• [Assigned task]: Print each record exactly, with no word added or removed.

• [Given data]:
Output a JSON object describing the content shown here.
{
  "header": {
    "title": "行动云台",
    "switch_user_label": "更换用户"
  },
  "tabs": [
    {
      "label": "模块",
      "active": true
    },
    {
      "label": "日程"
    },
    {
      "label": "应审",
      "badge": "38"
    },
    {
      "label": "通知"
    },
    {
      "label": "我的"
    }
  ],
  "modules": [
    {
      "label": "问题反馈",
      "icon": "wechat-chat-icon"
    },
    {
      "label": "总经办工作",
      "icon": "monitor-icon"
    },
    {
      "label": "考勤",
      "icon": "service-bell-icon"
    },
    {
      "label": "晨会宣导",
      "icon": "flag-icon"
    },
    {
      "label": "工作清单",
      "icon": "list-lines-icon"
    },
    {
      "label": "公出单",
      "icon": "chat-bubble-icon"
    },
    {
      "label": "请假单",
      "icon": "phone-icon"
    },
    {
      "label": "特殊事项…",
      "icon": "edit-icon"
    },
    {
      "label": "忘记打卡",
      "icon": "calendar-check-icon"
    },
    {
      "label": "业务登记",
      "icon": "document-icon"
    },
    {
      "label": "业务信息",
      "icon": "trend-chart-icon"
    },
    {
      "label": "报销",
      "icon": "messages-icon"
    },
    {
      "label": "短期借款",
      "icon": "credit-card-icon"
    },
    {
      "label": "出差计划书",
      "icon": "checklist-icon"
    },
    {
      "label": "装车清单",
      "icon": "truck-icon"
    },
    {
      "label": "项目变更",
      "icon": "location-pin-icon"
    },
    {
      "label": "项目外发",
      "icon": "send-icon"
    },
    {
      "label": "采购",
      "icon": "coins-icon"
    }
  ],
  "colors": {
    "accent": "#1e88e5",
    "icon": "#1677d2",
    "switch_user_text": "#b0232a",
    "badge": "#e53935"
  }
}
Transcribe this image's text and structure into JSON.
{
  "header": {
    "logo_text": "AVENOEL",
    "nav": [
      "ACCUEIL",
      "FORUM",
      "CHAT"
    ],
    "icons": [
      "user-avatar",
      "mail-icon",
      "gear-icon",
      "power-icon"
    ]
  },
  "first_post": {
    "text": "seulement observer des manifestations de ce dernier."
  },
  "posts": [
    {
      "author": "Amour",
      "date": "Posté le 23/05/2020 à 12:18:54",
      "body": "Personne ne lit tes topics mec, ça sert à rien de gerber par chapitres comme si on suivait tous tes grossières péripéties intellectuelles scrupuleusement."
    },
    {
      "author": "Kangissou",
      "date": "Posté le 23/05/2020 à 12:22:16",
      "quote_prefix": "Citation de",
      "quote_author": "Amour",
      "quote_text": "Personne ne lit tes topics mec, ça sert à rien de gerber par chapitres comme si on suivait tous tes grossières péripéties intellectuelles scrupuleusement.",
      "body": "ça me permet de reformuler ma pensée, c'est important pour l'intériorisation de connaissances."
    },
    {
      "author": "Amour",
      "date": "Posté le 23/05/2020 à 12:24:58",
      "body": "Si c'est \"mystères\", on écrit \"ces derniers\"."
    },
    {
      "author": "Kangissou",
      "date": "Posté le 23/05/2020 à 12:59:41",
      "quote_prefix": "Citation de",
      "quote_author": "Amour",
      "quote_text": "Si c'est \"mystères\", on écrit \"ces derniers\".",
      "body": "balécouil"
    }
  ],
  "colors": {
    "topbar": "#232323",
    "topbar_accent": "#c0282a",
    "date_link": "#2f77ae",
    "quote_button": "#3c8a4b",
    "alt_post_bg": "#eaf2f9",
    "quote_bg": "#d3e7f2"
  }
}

• [Final answer]:
Output a JSON object describing the content shown here.
{
  "header": {
    "title": "行动云台",
    "switch_user_label": "更换用户"
  },
  "tabs": [
    {
      "label": "模块",
      "active": true
    },
    {
      "label": "日程"
    },
    {
      "label": "应审",
      "badge": "38"
    },
    {
      "label": "通知"
    },
    {
      "label": "我的"
    }
  ],
  "modules": [
    {
      "label": "问题反馈",
      "icon": "wechat-chat-icon"
    },
    {
      "label": "总经办工作",
      "icon": "monitor-icon"
    },
    {
      "label": "考勤",
      "icon": "service-bell-icon"
    },
    {
      "label": "晨会宣导",
      "icon": "flag-icon"
    },
    {
      "label": "工作清单",
      "icon": "list-lines-icon"
    },
    {
      "label": "公出单",
      "icon": "chat-bubble-icon"
    },
    {
      "label": "请假单",
      "icon": "phone-icon"
    },
    {
      "label": "特殊事项…",
      "icon": "edit-icon"
    },
    {
      "label": "忘记打卡",
      "icon": "calendar-check-icon"
    },
    {
      "label": "业务登记",
      "icon": "document-icon"
    },
    {
      "label": "业务信息",
      "icon": "trend-chart-icon"
    },
    {
      "label": "报销",
      "icon": "messages-icon"
    },
    {
      "label": "短期借款",
      "icon": "credit-card-icon"
    },
    {
      "label": "出差计划书",
      "icon": "checklist-icon"
    },
    {
      "label": "装车清单",
      "icon": "truck-icon"
    },
    {
      "label": "项目变更",
      "icon": "location-pin-icon"
    },
    {
      "label": "项目外发",
      "icon": "send-icon"
    },
    {
      "label": "采购",
      "icon": "coins-icon"
    }
  ],
  "colors": {
    "accent": "#1e88e5",
    "icon": "#1677d2",
    "switch_user_text": "#b0232a",
    "badge": "#e53935"
  }
}
Transcribe this image's text and structure into JSON.
{
  "header": {
    "logo_text": "AVENOEL",
    "nav": [
      "ACCUEIL",
      "FORUM",
      "CHAT"
    ],
    "icons": [
      "user-avatar",
      "mail-icon",
      "gear-icon",
      "power-icon"
    ]
  },
  "first_post": {
    "text": "seulement observer des manifestations de ce dernier."
  },
  "posts": [
    {
      "author": "Amour",
      "date": "Posté le 23/05/2020 à 12:18:54",
      "body": "Personne ne lit tes topics mec, ça sert à rien de gerber par chapitres comme si on suivait tous tes grossières péripéties intellectuelles scrupuleusement."
    },
    {
      "author": "Kangissou",
      "date": "Posté le 23/05/2020 à 12:22:16",
      "quote_prefix": "Citation de",
      "quote_author": "Amour",
      "quote_text": "Personne ne lit tes topics mec, ça sert à rien de gerber par chapitres comme si on suivait tous tes grossières péripéties intellectuelles scrupuleusement.",
      "body": "ça me permet de reformuler ma pensée, c'est important pour l'intériorisation de connaissances."
    },
    {
      "author": "Amour",
      "date": "Posté le 23/05/2020 à 12:24:58",
      "body": "Si c'est \"mystères\", on écrit \"ces derniers\"."
    },
    {
      "author": "Kangissou",
      "date": "Posté le 23/05/2020 à 12:59:41",
      "quote_prefix": "Citation de",
      "quote_author": "Amour",
      "quote_text": "Si c'est \"mystères\", on écrit \"ces derniers\".",
      "body": "balécouil"
    }
  ],
  "colors": {
    "topbar": "#232323",
    "topbar_accent": "#c0282a",
    "date_link": "#2f77ae",
    "quote_button": "#3c8a4b",
    "alt_post_bg": "#eaf2f9",
    "quote_bg": "#d3e7f2"
  }
}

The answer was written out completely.